=== WHAT TO DO ===
Report every line of the material that contains the string "google".

=== INFORMATION ===
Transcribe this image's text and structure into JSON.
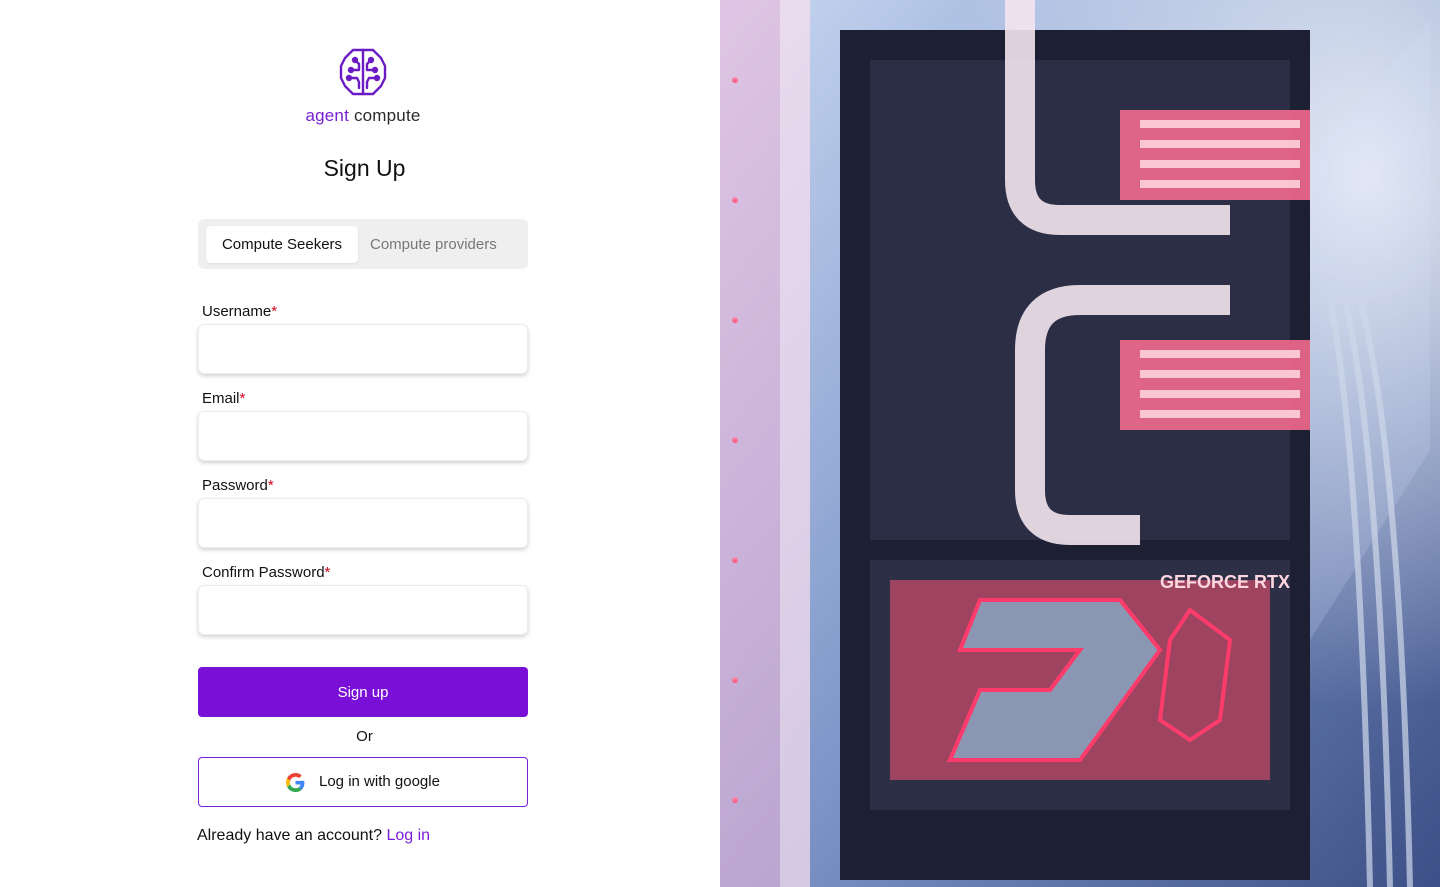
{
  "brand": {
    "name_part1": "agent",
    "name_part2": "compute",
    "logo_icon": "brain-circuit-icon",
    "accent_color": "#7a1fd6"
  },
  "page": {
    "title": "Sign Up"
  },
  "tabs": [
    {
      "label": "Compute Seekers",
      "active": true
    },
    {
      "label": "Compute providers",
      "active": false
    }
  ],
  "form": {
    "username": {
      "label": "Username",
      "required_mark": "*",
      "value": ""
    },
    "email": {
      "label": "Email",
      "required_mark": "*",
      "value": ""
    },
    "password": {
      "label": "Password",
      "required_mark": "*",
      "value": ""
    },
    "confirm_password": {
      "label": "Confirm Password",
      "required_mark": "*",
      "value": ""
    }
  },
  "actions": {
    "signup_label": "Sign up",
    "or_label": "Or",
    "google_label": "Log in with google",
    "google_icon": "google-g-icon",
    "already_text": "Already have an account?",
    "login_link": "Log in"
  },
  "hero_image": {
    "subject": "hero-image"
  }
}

=== WRITTEN RESPONSE ===
    "google_label": "Log in with google",
    "google_icon": "google-g-icon",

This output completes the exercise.